The countdown begins!

You have researched the market, so you know that your property is competitively priced. You have completed all the necessary improvements and have made all the arrangements to handle the legal paperwork. Your fact sheet has been prepared and you are ready to sell. So now is the time to start "prospecting" for your "pot of gold" — a prospective buyer. Proper market exposure is the key to finding serious prospective buyers.

• Put up a "For Sale — Private" sign in your front yard. Place it at right angles to your house so that traffic from all directions can see it easily. Make sure that the telephone number is large and easy to read from a passing car. If you are not artistically inclined and cannot create a good-looking painted sign, we recommend that you buy a fluorescent one. Get a large size one. They cost very little but really are noticed.

•  Remember, the rule of thumb with signs is that they should stand out and the telephone number should be easy to read. Buyers usually drive around the areas in which they wish to buy a house, so the sign displaying your telephone number is the most important selling tool you have. The signs advertising your "open house" should be even larger.

•   Tell everyone that you are selling. You would be surprised how fast news travels. Many properties sell by "word of mouth", since prospective buyers are often delighted to move into a neighbourhood where they have friends already.

•  Advertise in your neighbourhood and city newspapers. Take time writing the advertisement. The headline should read "Private Sale" — this is a very important selling feature.

•   Mention the location, price, number of bedrooms and a couple of distinctive features, such as eat-in kitchen, main floor family room, pool-sized lot, fully updated, charming (older) or modern (see the example further down).

•   Make sure your advertisement can be seen among all the others. Tell the classified section of the newspaper to put a box around it or to do the heading in bold (heavy) type; these details cost a little more but it can pay off.

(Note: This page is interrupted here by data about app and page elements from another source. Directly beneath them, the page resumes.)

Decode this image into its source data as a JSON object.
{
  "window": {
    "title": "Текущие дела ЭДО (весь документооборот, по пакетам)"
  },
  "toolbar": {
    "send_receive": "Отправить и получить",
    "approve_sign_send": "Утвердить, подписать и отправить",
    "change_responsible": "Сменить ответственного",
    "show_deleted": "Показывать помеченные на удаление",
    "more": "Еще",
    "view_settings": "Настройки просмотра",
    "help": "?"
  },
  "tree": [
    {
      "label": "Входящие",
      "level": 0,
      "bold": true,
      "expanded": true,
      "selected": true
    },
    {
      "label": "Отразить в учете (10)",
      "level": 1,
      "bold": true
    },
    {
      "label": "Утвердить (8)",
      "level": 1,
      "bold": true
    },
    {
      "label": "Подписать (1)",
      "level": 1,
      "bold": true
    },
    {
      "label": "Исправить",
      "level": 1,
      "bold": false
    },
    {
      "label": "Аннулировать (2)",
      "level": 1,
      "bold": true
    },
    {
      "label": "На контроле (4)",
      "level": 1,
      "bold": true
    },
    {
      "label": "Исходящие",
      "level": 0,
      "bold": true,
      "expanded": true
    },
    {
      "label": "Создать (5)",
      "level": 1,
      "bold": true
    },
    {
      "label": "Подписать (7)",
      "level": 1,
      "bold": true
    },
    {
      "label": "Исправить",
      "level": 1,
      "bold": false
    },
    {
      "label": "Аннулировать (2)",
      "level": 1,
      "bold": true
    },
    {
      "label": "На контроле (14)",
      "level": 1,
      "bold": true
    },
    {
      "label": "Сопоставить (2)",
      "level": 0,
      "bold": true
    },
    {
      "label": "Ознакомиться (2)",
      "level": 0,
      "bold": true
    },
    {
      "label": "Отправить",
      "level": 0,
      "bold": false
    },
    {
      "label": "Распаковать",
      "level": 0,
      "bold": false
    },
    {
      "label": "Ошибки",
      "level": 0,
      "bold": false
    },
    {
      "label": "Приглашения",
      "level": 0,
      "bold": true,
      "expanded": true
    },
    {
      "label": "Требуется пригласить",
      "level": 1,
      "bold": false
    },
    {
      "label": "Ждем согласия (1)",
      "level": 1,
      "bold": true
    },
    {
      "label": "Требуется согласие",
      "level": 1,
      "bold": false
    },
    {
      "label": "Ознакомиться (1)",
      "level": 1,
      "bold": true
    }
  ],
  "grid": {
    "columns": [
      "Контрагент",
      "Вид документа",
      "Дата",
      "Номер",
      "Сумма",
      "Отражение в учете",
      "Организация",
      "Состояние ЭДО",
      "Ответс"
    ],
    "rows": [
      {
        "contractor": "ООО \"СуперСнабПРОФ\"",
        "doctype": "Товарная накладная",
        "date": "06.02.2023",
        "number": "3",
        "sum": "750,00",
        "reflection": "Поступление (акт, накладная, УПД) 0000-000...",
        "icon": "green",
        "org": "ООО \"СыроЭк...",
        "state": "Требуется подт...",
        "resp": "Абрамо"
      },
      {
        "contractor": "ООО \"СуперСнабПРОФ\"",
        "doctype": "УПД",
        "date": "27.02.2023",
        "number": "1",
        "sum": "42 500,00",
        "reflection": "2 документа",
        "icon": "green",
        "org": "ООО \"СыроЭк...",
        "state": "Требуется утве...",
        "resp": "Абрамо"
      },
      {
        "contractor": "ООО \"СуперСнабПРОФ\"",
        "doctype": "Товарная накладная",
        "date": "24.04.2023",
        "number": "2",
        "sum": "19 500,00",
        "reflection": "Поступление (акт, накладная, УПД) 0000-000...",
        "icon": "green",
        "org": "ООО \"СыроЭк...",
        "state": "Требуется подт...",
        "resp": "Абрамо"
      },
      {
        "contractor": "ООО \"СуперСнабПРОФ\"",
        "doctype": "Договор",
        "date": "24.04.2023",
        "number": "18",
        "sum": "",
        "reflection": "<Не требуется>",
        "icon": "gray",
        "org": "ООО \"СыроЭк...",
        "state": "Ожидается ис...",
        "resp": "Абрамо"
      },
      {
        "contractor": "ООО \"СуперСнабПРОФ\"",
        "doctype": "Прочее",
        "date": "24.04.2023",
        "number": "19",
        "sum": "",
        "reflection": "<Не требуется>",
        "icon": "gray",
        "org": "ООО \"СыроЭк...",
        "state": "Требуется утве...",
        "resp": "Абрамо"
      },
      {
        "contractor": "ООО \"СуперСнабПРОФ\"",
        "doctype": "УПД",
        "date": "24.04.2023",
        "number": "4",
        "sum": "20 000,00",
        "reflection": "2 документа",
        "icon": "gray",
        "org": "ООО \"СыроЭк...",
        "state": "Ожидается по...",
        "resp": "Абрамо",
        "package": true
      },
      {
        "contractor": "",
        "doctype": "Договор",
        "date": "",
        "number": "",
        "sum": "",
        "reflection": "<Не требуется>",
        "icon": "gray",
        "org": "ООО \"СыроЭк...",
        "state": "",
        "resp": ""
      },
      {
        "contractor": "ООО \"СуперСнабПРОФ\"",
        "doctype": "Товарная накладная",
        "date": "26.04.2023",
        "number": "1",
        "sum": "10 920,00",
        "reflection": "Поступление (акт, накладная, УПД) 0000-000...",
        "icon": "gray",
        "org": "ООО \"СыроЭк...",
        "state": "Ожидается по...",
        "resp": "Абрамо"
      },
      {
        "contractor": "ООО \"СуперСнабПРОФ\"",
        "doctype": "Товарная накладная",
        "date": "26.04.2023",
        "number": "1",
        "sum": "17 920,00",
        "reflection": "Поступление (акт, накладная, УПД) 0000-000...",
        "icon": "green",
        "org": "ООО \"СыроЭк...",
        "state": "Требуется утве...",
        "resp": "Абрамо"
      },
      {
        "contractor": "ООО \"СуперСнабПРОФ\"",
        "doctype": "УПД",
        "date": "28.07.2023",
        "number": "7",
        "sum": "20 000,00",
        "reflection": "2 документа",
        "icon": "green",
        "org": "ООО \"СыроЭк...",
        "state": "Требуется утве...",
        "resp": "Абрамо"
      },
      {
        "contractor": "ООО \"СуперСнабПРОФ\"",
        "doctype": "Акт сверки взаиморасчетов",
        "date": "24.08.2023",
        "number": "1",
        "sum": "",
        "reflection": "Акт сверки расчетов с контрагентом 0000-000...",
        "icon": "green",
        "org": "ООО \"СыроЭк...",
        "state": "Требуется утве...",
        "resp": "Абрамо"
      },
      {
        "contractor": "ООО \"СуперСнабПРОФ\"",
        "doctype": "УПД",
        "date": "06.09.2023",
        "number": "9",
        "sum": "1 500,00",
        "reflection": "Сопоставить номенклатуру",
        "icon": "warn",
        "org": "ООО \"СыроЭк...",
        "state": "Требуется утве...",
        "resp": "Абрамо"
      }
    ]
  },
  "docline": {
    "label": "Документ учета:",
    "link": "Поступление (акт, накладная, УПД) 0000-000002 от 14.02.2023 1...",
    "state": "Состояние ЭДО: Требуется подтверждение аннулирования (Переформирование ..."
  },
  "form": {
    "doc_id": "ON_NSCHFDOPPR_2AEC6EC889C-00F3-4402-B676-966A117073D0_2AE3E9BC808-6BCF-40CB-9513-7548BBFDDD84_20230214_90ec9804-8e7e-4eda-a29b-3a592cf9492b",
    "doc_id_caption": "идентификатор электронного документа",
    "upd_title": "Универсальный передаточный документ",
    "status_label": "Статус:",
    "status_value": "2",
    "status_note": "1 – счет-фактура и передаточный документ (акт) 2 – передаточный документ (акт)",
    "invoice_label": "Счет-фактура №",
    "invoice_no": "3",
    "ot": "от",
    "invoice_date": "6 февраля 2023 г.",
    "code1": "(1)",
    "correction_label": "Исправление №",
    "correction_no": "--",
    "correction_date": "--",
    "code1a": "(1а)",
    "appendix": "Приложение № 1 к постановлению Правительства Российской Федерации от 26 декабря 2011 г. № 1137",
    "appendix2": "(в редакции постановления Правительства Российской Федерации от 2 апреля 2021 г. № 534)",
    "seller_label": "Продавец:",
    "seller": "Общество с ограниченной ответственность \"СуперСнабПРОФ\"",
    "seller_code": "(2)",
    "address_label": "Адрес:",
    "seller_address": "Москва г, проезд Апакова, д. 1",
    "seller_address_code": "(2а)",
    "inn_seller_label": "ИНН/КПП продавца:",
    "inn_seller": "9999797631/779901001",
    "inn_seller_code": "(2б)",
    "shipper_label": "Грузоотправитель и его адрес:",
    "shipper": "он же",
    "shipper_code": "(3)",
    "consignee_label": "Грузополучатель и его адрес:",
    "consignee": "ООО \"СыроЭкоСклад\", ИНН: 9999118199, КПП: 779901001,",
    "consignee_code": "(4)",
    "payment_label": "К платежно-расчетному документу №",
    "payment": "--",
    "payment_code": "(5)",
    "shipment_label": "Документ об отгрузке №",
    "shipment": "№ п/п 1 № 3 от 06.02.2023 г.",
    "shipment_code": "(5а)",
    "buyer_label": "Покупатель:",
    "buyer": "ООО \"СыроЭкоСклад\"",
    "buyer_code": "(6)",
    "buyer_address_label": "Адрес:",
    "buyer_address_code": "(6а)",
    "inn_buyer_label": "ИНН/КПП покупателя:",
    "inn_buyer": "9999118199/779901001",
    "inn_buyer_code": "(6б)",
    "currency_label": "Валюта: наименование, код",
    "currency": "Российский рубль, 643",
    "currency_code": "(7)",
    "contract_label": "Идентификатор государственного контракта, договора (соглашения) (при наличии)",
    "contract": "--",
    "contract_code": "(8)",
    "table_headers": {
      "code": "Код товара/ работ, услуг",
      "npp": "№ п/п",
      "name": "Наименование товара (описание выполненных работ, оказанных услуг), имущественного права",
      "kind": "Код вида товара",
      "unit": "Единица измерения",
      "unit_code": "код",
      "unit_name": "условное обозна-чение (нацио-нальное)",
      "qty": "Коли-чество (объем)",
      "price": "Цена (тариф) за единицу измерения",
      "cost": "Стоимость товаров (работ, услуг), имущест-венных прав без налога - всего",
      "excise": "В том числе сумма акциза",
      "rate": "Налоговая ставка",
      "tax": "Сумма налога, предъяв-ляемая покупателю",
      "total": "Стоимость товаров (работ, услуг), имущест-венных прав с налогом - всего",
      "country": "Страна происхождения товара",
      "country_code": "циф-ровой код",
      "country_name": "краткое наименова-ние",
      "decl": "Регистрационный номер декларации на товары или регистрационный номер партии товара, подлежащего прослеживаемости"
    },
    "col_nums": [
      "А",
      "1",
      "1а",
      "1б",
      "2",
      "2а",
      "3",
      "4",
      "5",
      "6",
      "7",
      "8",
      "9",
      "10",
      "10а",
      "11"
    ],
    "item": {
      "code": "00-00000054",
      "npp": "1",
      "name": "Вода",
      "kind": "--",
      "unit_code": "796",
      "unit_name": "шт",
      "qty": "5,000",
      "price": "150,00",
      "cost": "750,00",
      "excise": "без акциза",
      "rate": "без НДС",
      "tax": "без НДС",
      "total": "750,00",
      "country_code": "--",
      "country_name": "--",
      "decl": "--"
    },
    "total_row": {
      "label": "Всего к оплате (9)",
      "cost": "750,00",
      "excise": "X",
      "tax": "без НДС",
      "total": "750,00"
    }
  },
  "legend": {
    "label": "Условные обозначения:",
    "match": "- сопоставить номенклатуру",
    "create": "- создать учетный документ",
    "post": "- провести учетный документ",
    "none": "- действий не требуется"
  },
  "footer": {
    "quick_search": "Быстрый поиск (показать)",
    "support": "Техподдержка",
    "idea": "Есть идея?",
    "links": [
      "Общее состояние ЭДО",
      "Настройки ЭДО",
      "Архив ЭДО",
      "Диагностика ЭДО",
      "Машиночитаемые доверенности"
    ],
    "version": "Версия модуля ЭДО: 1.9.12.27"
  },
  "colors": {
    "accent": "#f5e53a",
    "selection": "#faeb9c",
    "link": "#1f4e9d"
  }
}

•   Look in the "Homes Wanted" section of your newspaper. There may be a prospect warming nicely on that back burner.

•   Advertise frequently, new people start to look in the paper at the beginning of each week. Newspapers give special rates for a full week's repeat advertising.

•  Put up notices in your supermarket, on the bulletin board at work, distribute flyers — in short, get the word out.

•  The telephone numbers (day and evening) you choose to give in your advertising must be answered. Keep a pad next to the telephone. If no one is available to answer calls, get an answering machine. Return calls promptly, if you don't show your interest you may lose a prospective buyer.

Sample Advertisement


Location. Style. Number of bedrooms. Number of bathrooms. Other exceptional features. Amenities.

$ Price                 Phone number


 Keep a fact sheet beside the phone, so that you can refer to it when prospective buyers call. Having these facts set out in front of you will help you sound knowledgeable and calm especially if you are nervous.

•  During this initial contact, answer all questions precisely, but do not "oversell". Encourage callers to view the property. A home is never sold over the telephone.

•   Record all calls made about the house. If possible make appointments at the convenience of the caller. Always, make a note of their name and telephone number in case you have to change the appointment. Asking for names and telephone numbers helps to screen out "tire kickers" who might stand you up and waste your time.

•  Establish "telephone etiquette" for the duration of the sale. Never allow your small children to pick up the receiver. Dissuade your teenagers from frequent use. You might even offer the family car as a bribe to encourage them to go and visit their friends.

•  Hold "open houses". It's the part of house selling that most sellers dread — but they work. Many prospective purchasers will feel more comfortable taking a first look at a time when there is "safety in numbers". (See our pointers on how to manage open houses in Chapter 12: Showing Your House.)